Now many of these elegant homes have been turned into apartments, and some form the Royal Crescent Hotel. No.1 has become a Georgian House museum.
One of Baths best known landmarks. Considered to be one of the finest European Crescents, and one of the greatest examples of Georgian architecture in the UK.
Now a Grade 1 listed building.
John Wood The Younger was the architect. He built it between 1767 and 1774, and was inspired by Wood Junior and Seniors' interest in occult and masonic symbolism.
Viewed from the air, the crescent and the nearby (round) Circus, symbolise the sun and moon (soleil-lune).
The huge curved facade is quite misleading though.
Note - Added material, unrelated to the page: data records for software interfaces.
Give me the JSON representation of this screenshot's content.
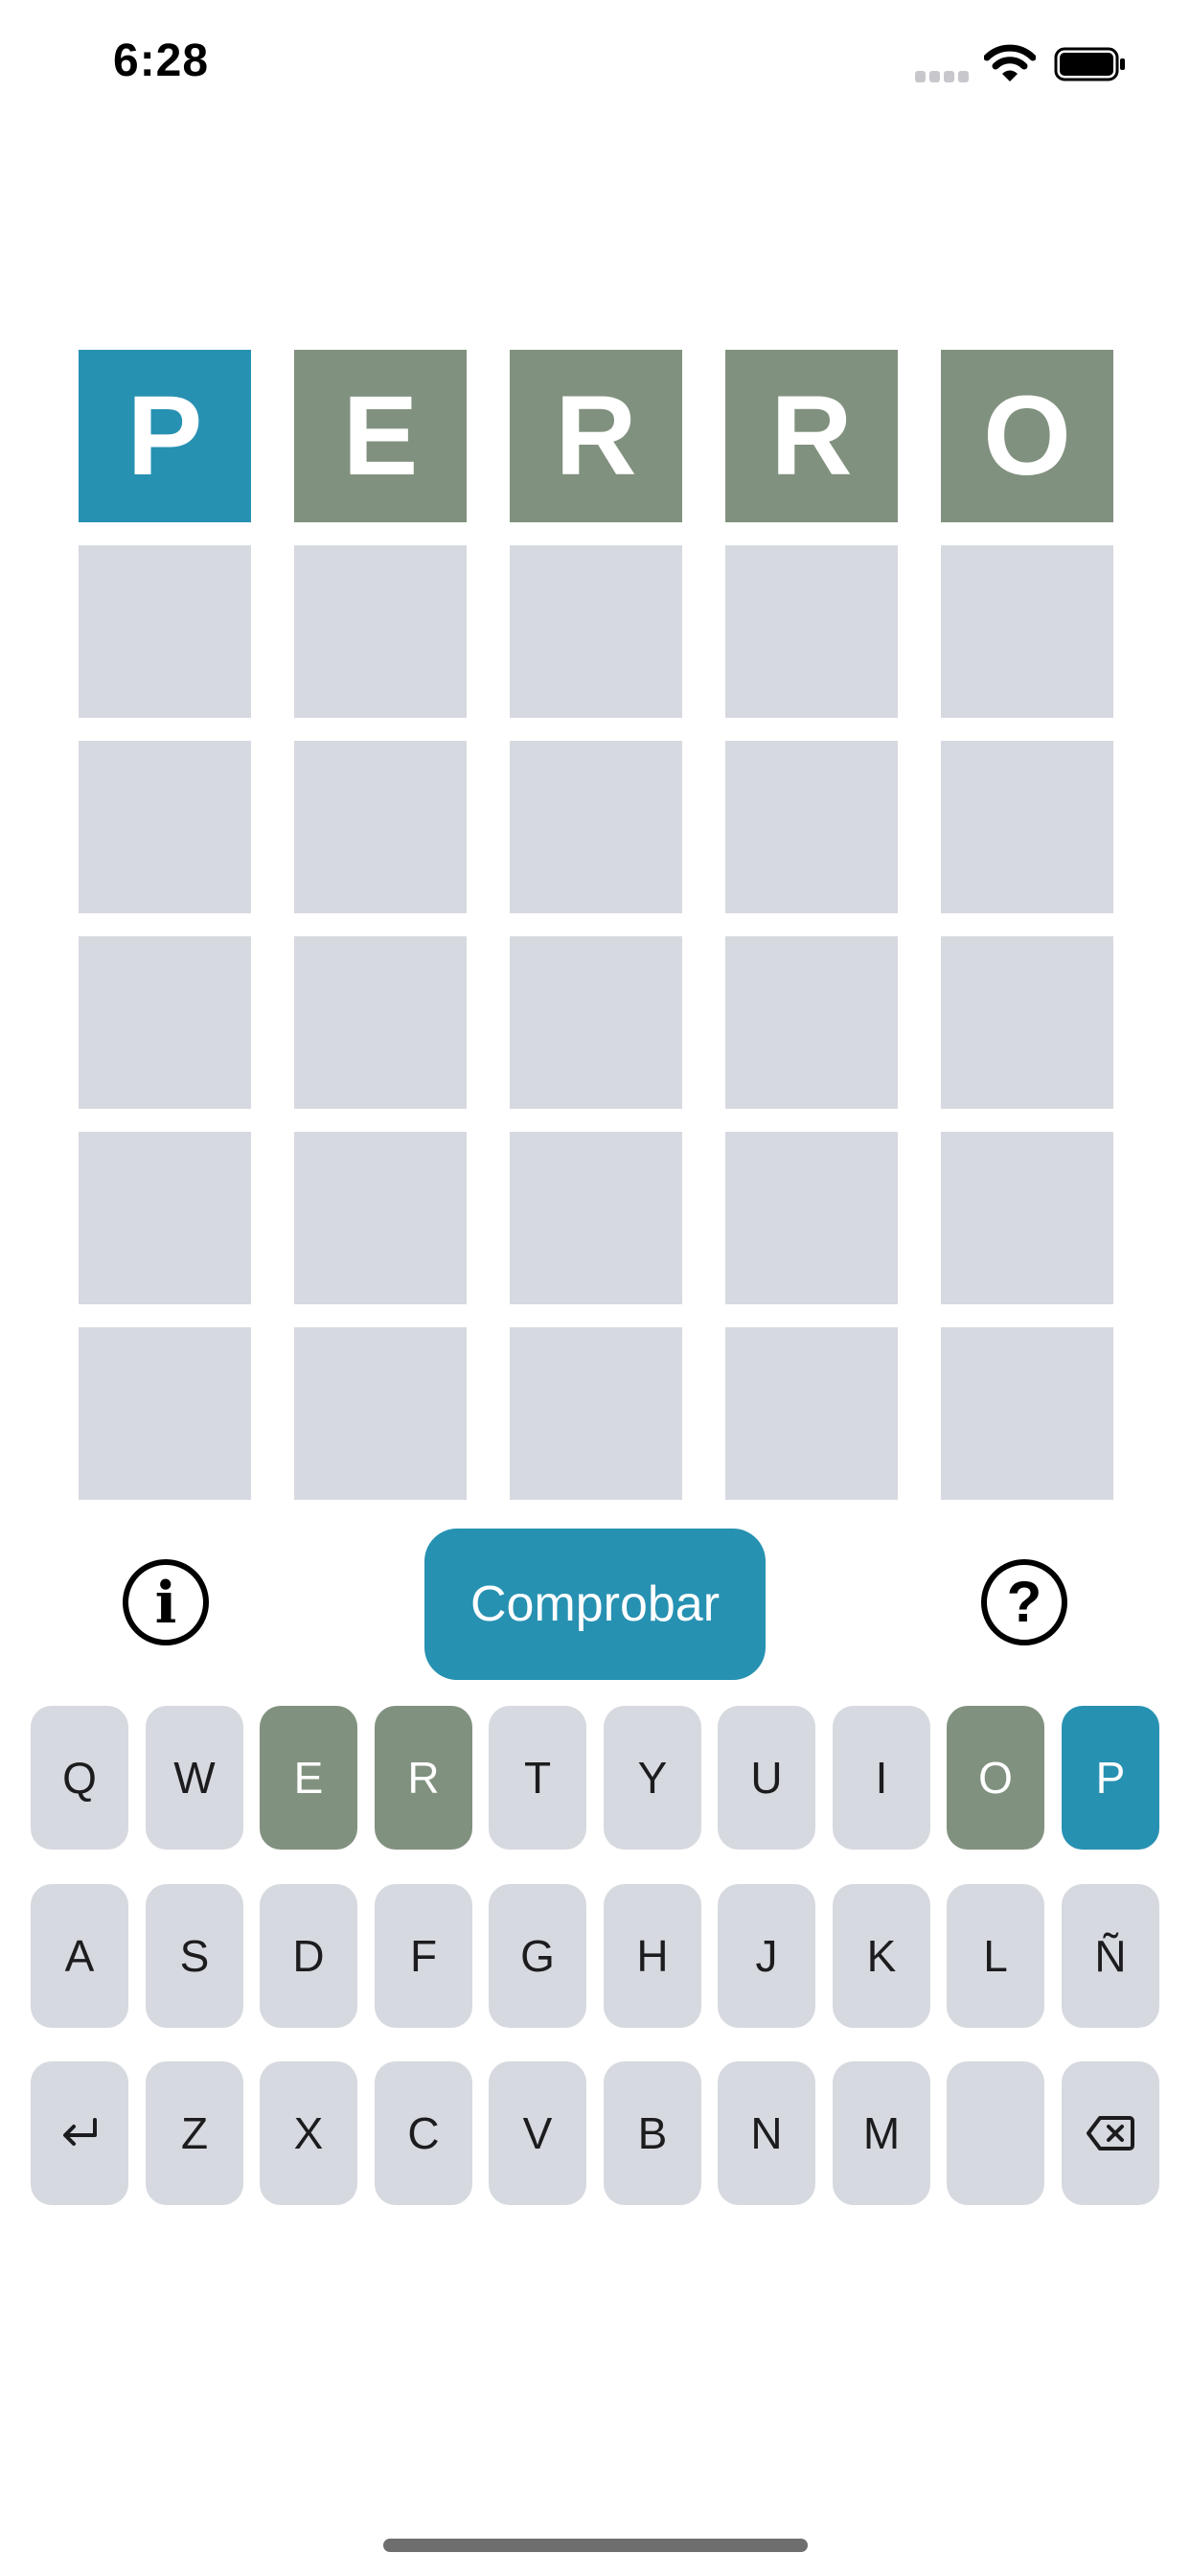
{
  "status_bar": {
    "time": "6:28",
    "signal_icon": "cellular-signal-icon",
    "wifi_icon": "wifi-icon",
    "battery_icon": "battery-full-icon"
  },
  "colors": {
    "correct": "#2791b2",
    "present": "#81917f",
    "empty": "#d6d9df",
    "key_text": "#1c1c1e"
  },
  "board": {
    "rows": [
      [
        {
          "letter": "P",
          "state": "correct"
        },
        {
          "letter": "E",
          "state": "present"
        },
        {
          "letter": "R",
          "state": "present"
        },
        {
          "letter": "R",
          "state": "present"
        },
        {
          "letter": "O",
          "state": "present"
        }
      ],
      [
        {
          "letter": "",
          "state": "empty"
        },
        {
          "letter": "",
          "state": "empty"
        },
        {
          "letter": "",
          "state": "empty"
        },
        {
          "letter": "",
          "state": "empty"
        },
        {
          "letter": "",
          "state": "empty"
        }
      ],
      [
        {
          "letter": "",
          "state": "empty"
        },
        {
          "letter": "",
          "state": "empty"
        },
        {
          "letter": "",
          "state": "empty"
        },
        {
          "letter": "",
          "state": "empty"
        },
        {
          "letter": "",
          "state": "empty"
        }
      ],
      [
        {
          "letter": "",
          "state": "empty"
        },
        {
          "letter": "",
          "state": "empty"
        },
        {
          "letter": "",
          "state": "empty"
        },
        {
          "letter": "",
          "state": "empty"
        },
        {
          "letter": "",
          "state": "empty"
        }
      ],
      [
        {
          "letter": "",
          "state": "empty"
        },
        {
          "letter": "",
          "state": "empty"
        },
        {
          "letter": "",
          "state": "empty"
        },
        {
          "letter": "",
          "state": "empty"
        },
        {
          "letter": "",
          "state": "empty"
        }
      ],
      [
        {
          "letter": "",
          "state": "empty"
        },
        {
          "letter": "",
          "state": "empty"
        },
        {
          "letter": "",
          "state": "empty"
        },
        {
          "letter": "",
          "state": "empty"
        },
        {
          "letter": "",
          "state": "empty"
        }
      ]
    ]
  },
  "actions": {
    "info_icon": "info-icon",
    "help_icon": "help-icon",
    "check_label": "Comprobar"
  },
  "keyboard": {
    "rows": [
      [
        {
          "label": "Q",
          "state": "empty"
        },
        {
          "label": "W",
          "state": "empty"
        },
        {
          "label": "E",
          "state": "present"
        },
        {
          "label": "R",
          "state": "present"
        },
        {
          "label": "T",
          "state": "empty"
        },
        {
          "label": "Y",
          "state": "empty"
        },
        {
          "label": "U",
          "state": "empty"
        },
        {
          "label": "I",
          "state": "empty"
        },
        {
          "label": "O",
          "state": "present"
        },
        {
          "label": "P",
          "state": "correct"
        }
      ],
      [
        {
          "label": "A",
          "state": "empty"
        },
        {
          "label": "S",
          "state": "empty"
        },
        {
          "label": "D",
          "state": "empty"
        },
        {
          "label": "F",
          "state": "empty"
        },
        {
          "label": "G",
          "state": "empty"
        },
        {
          "label": "H",
          "state": "empty"
        },
        {
          "label": "J",
          "state": "empty"
        },
        {
          "label": "K",
          "state": "empty"
        },
        {
          "label": "L",
          "state": "empty"
        },
        {
          "label": "Ñ",
          "state": "empty"
        }
      ],
      [
        {
          "label": "",
          "icon": "return-icon",
          "state": "empty"
        },
        {
          "label": "Z",
          "state": "empty"
        },
        {
          "label": "X",
          "state": "empty"
        },
        {
          "label": "C",
          "state": "empty"
        },
        {
          "label": "V",
          "state": "empty"
        },
        {
          "label": "B",
          "state": "empty"
        },
        {
          "label": "N",
          "state": "empty"
        },
        {
          "label": "M",
          "state": "empty"
        },
        {
          "label": "",
          "state": "empty"
        },
        {
          "label": "",
          "icon": "delete-icon",
          "state": "empty"
        }
      ]
    ]
  }
}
It appears to be about 30 houses, all symetrically arranged, with their Ionic columns on the ground floor.
If viewed from behind the crescent, the illusion is shattered- with varying roof levels, and a mix of decorations and architectural additions.
Apparently, each resident purchased a certain length of the facade, with their own specifications being carried out by their own architect. So, the appearance of 2 houses from the front, might actually be one building.
Today, most of these houses are still privately owned (and are highly sought after - with a premium price being paid!!) many have been divided into flats. Some are owned by a housing association.
Number 1 Royal Crescent, (now a museum, maintained by the Bath Preservation Trust)) was built for his father in law. Although I didn't have time to visit the museum, it apparently represents how wealthy Georgians would have lived.
The Royal Crescent is one of Baths main attractions, visited daily- either by individual visitors, or tour groups. The road following the Crescent is closed to coaches and buses now - A few years ago, these residents had to endure tour buses passing by their windows and doors with regularity.
I'd wanted to see this crescent, as for many years, I'd been under the impression that the musical Oliver had been filmed here. Donald, our guide couldn't confirm this (and as he was an expert in Bath, I guess it wasn't)
Built between 1767 and 1775, there are 30 houses in the Royal Crescent - the properties are occupied, many seem to have been split into apartments, but No.1 is a museum (see website below). Wandering along the crescent it's easy to imagine what it must have been like to live here in the late 1700's when horse-drawn carriages would have taken residents into Bath centre.